"Over time I think there will be less roles available for labour in the dairy industry."
He said it was a reasonable assumption that migrant employment opportunities would be affected.
"Those coming [to New Zealand's dairy industry] will realise the roles will be less abundant."
Baird believed core milking positions would remain secure.
Dairy NZ regional team leader Southland and South Otago Richard Kyte said while farm owners were taking on more of the workload themselves, there was still demand for labour.
"We are seeing more farmers becoming more hands-on, but there's still a high demand for staff and especially migrants.
"We don't want to be losing migrant labour as an industry and we're quite heavily invested in them."
Rural Support Trust rural support co-ordinator Lindsay Wright said employment would be affected and farms would re-structure accordingly.
"I think you've got to look at the bigger picture.

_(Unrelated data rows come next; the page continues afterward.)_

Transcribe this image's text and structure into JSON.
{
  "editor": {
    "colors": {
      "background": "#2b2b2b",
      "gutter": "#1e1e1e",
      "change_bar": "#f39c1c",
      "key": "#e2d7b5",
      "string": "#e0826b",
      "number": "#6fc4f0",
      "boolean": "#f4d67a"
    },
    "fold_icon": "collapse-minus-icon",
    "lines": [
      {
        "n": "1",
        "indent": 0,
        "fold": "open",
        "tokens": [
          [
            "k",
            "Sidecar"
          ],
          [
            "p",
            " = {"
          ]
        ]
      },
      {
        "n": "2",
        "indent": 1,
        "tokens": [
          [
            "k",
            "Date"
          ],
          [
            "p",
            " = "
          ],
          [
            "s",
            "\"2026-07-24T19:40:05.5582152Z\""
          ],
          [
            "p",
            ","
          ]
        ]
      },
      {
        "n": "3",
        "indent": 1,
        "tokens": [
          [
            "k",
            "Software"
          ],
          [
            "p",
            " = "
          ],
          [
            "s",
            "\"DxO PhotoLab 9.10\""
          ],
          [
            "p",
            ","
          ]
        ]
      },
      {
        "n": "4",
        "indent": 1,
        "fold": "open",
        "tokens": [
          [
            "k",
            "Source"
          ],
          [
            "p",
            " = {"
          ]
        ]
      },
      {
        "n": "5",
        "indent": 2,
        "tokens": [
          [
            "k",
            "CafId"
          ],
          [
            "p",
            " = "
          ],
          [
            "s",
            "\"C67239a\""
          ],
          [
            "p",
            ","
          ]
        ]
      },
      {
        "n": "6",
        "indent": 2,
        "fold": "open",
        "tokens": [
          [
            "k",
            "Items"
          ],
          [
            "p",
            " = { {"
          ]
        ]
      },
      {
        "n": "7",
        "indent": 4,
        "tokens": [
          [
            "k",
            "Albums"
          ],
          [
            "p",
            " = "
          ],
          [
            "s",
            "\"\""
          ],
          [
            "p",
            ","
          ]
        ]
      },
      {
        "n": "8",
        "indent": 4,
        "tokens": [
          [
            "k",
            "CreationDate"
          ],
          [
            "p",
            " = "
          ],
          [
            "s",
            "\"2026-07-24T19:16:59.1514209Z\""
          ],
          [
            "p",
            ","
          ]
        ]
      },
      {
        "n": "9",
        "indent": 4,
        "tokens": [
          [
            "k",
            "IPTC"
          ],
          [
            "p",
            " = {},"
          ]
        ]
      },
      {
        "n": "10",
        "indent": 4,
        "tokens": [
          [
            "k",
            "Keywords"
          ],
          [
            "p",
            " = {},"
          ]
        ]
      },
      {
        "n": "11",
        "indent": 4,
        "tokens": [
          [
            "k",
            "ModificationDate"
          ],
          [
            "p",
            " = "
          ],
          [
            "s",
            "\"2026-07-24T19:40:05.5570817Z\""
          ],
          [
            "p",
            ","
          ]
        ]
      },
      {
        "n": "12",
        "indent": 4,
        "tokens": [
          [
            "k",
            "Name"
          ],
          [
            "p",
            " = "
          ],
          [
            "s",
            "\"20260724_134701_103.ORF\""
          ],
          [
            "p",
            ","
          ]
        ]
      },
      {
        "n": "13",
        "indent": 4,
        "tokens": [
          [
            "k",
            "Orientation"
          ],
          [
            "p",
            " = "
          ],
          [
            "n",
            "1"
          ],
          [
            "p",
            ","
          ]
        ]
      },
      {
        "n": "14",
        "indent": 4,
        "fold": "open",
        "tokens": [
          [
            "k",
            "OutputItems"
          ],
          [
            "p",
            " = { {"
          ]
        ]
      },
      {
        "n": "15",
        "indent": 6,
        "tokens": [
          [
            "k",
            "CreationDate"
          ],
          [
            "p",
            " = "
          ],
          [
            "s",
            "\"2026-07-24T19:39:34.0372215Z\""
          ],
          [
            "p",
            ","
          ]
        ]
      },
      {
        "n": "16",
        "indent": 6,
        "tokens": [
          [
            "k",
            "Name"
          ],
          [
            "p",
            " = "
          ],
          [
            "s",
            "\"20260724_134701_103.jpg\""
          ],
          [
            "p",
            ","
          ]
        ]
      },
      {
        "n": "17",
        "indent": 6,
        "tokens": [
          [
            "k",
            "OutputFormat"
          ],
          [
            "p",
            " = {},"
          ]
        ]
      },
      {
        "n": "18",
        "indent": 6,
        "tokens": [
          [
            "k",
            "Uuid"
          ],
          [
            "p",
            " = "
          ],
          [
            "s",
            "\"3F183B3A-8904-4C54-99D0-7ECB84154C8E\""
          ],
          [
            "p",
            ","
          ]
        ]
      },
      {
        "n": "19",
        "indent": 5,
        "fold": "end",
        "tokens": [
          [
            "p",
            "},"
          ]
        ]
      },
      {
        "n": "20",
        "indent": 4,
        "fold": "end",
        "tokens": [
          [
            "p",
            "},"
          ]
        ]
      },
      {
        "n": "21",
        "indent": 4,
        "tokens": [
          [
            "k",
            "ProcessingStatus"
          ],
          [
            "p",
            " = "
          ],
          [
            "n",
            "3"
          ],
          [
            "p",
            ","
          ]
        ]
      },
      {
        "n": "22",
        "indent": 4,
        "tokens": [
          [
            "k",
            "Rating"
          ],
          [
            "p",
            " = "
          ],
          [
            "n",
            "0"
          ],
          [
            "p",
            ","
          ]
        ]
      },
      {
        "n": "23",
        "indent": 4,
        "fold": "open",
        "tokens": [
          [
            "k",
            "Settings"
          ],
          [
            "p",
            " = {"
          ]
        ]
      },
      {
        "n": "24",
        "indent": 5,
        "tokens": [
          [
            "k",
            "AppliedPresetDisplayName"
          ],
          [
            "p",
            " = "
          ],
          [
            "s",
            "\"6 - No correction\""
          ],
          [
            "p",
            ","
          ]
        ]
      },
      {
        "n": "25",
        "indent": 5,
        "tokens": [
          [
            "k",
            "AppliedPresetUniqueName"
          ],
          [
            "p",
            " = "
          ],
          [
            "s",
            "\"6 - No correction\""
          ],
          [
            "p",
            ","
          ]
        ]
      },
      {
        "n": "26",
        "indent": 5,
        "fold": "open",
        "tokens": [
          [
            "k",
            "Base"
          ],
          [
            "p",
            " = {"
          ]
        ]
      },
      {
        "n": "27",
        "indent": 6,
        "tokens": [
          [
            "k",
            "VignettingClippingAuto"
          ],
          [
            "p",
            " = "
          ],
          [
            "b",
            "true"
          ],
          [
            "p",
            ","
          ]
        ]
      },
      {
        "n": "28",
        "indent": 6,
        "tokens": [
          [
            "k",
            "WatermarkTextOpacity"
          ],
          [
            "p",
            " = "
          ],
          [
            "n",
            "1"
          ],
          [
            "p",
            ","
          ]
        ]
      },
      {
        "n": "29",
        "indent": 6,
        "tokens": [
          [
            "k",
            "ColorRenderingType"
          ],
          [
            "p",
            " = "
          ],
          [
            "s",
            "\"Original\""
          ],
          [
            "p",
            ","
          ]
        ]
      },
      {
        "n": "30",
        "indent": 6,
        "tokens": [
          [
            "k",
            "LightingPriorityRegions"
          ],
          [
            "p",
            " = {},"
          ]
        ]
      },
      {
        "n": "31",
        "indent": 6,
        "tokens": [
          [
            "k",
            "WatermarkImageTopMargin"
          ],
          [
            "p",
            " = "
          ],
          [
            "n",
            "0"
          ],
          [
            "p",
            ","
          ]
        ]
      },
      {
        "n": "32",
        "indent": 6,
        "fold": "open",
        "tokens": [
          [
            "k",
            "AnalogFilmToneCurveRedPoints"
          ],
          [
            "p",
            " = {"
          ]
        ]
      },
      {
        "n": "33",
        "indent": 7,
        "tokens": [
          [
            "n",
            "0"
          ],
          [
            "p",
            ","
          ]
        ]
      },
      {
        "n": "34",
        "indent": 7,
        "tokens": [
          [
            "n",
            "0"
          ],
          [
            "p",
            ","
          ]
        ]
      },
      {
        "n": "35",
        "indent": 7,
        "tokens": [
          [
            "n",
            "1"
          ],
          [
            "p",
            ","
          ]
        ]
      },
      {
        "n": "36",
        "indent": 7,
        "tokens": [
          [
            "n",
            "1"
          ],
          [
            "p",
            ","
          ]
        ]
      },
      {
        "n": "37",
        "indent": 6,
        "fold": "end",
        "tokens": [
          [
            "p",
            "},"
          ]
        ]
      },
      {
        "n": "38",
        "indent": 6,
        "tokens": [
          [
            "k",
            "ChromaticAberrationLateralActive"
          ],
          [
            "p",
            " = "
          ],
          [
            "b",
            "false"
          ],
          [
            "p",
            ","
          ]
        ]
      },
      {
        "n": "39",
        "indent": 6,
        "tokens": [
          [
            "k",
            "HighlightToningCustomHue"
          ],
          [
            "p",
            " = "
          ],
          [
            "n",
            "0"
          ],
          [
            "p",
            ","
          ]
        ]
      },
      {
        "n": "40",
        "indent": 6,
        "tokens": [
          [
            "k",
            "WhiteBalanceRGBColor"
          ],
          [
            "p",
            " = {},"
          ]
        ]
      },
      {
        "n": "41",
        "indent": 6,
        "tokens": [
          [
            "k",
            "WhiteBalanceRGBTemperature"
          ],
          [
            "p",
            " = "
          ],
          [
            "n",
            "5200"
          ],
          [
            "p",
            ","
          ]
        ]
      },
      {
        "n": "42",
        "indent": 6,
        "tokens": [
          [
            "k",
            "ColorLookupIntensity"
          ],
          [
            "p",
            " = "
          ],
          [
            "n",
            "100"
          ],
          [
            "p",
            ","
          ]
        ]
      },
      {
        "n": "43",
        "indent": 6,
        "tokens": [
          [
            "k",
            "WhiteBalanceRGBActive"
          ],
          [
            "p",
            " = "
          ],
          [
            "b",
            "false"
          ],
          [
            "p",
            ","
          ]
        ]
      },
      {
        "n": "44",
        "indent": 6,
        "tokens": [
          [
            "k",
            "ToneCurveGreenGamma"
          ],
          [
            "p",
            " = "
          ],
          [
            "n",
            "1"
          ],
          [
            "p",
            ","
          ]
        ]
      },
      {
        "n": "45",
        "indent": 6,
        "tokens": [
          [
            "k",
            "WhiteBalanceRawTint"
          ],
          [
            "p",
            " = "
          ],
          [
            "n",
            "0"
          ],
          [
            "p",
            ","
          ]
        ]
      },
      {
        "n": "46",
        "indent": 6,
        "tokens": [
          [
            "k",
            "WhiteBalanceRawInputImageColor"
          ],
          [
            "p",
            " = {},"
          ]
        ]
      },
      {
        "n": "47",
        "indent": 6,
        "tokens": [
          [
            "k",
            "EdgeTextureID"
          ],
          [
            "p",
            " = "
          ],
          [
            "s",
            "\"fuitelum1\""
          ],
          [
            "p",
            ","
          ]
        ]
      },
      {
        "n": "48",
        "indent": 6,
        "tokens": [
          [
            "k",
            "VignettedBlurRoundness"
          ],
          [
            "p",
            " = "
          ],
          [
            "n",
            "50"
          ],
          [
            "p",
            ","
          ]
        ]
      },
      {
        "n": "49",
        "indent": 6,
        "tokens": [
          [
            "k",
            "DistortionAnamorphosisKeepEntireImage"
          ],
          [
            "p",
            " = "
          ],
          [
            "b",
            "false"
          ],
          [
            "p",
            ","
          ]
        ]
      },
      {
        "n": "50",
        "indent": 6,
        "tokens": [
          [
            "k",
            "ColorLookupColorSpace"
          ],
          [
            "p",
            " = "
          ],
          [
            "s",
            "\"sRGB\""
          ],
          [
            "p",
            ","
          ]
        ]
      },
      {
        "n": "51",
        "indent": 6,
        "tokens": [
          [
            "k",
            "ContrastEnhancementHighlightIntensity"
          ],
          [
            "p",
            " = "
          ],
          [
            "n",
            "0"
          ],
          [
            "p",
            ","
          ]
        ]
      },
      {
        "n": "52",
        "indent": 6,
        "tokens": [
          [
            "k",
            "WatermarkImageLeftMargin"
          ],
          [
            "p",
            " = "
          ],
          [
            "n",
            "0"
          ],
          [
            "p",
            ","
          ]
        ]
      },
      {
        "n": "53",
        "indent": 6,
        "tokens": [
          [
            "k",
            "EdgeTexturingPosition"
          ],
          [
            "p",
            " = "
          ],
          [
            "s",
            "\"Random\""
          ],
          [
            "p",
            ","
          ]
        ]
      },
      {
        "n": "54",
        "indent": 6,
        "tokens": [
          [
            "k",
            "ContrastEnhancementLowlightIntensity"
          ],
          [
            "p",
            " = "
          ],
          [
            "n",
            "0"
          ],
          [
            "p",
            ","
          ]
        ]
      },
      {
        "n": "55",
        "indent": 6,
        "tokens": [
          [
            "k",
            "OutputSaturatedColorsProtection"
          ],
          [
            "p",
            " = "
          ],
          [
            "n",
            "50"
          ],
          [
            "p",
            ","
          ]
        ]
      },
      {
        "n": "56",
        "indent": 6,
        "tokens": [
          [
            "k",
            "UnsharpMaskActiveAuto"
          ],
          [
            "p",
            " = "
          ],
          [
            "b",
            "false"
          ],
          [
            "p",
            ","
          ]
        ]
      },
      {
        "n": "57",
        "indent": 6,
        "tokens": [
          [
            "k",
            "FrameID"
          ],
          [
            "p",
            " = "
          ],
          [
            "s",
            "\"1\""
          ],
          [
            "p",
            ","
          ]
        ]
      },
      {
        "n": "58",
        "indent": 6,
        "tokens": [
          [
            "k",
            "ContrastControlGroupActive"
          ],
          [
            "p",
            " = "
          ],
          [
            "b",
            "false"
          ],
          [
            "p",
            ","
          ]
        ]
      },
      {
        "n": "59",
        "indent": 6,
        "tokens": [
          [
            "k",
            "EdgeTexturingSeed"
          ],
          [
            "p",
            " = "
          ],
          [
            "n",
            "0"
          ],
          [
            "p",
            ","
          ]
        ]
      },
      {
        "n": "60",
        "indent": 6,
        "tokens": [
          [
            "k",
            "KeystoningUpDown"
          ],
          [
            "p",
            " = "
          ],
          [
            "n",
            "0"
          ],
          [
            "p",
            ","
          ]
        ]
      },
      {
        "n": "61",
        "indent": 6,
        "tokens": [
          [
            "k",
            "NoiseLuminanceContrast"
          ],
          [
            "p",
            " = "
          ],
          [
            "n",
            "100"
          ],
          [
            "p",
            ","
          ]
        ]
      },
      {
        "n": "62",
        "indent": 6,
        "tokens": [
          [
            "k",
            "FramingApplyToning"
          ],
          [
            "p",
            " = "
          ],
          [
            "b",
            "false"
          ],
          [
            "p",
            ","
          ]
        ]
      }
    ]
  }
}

The downturn is going to affect a lot of people in the industry."
Employees of all kinds would be impacted, he said.
"If there are farmers looking to restructure their staffing levels then they [migrants] will be equally a part of the mix."
Southland Multicultural Council chairperson Thambi Mabunda said the downturn was a concern for migrants.
"That is a worry because there are migrants who come here just to work, and if there's nothing for them then that's a concern."
Mabunda said changing labour demand would affect all employees across the dairy industry and not just migrants.
"Some of the [farms] have been living in a struggle now for a while, and it won't have an impact on migrant workers over any other workers on the farm."